Say how many lines in the entries below have the word "JSON" in them, giving only the number.

Records contained in a dataset
++++++++

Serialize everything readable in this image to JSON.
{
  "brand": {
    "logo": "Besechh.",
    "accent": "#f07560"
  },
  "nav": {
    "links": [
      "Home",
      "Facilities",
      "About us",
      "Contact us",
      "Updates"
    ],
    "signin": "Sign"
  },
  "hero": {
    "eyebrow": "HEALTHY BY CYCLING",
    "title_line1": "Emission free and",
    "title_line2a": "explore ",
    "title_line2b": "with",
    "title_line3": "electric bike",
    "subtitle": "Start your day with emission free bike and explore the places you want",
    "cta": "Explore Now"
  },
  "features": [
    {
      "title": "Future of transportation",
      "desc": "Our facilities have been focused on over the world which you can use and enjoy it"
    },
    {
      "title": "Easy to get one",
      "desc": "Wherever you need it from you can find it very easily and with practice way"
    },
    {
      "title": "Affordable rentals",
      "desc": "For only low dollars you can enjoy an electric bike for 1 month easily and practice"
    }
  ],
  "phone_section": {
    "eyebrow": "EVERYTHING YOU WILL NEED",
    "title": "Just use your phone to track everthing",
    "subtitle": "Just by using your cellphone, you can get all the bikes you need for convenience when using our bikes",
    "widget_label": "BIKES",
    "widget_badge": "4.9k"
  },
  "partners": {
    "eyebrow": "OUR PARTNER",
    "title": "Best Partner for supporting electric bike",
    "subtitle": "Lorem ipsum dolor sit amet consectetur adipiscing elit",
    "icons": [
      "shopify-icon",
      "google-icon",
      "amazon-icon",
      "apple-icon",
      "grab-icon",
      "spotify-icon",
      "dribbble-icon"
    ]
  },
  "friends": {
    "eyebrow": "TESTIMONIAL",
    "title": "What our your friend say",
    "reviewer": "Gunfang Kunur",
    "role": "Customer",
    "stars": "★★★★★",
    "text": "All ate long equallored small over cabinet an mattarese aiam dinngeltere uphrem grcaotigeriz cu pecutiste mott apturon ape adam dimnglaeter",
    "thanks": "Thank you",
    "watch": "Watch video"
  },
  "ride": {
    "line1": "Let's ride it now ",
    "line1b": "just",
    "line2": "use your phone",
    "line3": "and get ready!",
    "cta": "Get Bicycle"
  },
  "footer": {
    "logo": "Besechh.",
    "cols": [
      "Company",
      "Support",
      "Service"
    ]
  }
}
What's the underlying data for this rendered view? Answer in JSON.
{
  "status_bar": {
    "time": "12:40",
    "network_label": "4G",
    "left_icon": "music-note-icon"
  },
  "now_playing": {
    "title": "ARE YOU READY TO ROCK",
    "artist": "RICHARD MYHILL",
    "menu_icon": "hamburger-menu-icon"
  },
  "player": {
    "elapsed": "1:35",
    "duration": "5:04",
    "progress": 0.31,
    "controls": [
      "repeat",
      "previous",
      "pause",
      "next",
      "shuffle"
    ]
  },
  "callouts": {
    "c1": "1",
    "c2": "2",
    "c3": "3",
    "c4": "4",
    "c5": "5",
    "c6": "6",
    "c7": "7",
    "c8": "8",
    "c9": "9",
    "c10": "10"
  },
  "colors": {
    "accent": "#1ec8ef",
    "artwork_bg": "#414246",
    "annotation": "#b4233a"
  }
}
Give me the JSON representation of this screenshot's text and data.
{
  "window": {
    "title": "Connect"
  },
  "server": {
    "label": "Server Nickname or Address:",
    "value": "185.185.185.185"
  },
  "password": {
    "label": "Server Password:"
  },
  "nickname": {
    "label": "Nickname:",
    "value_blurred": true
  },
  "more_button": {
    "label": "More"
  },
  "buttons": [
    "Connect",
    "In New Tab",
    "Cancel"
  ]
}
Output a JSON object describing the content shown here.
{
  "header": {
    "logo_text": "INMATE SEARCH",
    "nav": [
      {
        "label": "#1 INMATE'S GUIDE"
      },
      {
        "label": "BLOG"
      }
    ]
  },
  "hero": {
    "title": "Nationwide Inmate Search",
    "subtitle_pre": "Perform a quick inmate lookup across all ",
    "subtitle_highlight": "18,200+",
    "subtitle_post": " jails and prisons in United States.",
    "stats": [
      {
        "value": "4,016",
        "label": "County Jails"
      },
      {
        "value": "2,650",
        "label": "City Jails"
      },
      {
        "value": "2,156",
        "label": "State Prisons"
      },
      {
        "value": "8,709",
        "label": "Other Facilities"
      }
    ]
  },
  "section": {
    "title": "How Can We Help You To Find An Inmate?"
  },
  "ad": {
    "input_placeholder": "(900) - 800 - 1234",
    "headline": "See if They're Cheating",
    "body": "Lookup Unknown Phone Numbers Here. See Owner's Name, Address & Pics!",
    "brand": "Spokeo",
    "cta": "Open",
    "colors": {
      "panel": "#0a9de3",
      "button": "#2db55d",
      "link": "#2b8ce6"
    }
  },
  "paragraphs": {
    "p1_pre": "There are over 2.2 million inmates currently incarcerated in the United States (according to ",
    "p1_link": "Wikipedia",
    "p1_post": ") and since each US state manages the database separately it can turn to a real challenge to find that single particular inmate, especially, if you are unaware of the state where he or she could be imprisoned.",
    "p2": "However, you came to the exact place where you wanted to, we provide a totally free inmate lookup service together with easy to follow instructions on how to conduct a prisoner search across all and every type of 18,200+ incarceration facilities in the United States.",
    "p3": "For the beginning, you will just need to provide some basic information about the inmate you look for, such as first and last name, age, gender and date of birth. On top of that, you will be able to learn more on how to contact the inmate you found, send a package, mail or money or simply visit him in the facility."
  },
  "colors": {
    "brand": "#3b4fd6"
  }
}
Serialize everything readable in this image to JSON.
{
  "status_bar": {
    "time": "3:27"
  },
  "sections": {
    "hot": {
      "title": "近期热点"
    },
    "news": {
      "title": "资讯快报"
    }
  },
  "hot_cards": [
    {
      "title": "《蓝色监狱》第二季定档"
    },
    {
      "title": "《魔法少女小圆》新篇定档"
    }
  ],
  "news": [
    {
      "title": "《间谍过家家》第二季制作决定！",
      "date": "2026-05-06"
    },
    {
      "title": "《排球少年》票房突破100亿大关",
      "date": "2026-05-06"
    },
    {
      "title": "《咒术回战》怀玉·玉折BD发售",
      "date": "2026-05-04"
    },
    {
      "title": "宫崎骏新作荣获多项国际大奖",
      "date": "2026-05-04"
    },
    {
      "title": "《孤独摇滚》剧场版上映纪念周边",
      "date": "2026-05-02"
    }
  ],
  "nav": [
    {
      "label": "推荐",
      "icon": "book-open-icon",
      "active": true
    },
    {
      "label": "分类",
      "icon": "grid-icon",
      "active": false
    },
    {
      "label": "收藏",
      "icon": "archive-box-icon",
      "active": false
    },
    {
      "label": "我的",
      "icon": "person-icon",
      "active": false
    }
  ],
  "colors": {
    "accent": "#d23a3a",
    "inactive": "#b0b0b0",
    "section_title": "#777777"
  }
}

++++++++

> _SOLVED PROBLEM_:
5